Brewer was a Green Beret in the 19th Group when, on his 31st birthday, he stepped on a pressure plate in a doorway in Helmand Province and lost both legs. He has found a new calling through events like this and archery.
“I spent 11 years in the military and was going career,” he said after the event. “That was taken away in a split second. At the peak of my game, at the tip of the spear, it was taken away. I had a hard time finding a new sense of purpose and belonging. Now I believe everything happens for a reason.”
Last year he opened up a bow shop in Tuscon, Stick Sniper.
“The biggest thing isn’t the archery, but the community around it,” he said. “A lot of people get out [of the military] and feel sidelined cause they don’t have a mission anymore. I saw it this year. I met some new people who were hesitant, withdrawn. They get with their team and shoot the course, and you can see the change. They’re rejuvenated. They get this sense that the time after the military won’t be as dark as they thought it would be.”
After most of us had shot at the Sasquatch target, Brewer sat down and sent a long bomb over the pond.
Thunk. The whole group erupted into cheers.
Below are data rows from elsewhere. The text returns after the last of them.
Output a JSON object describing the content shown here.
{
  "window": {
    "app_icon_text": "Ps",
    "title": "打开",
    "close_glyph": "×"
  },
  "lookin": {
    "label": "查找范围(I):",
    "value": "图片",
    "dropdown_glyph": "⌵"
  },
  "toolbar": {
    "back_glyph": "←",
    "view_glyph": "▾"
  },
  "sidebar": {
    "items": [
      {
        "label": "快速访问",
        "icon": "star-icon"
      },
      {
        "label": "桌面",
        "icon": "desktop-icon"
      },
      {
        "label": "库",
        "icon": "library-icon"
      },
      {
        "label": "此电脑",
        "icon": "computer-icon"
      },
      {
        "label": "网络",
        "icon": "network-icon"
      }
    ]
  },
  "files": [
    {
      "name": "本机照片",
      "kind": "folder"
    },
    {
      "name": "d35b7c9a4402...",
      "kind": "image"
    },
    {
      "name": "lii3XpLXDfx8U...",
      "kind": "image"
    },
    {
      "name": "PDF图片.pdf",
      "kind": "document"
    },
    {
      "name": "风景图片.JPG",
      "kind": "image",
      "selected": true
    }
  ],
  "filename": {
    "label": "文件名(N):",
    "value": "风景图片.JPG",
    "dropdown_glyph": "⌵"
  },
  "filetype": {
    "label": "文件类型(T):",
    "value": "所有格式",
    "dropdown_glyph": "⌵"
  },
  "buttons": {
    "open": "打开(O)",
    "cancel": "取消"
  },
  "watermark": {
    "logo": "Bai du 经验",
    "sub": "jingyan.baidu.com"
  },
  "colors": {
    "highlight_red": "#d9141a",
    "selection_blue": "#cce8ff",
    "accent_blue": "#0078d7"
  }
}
Herman, who had his binos up, waited for us to settle down.
“Well,” he said, “you shot him right in the dick.”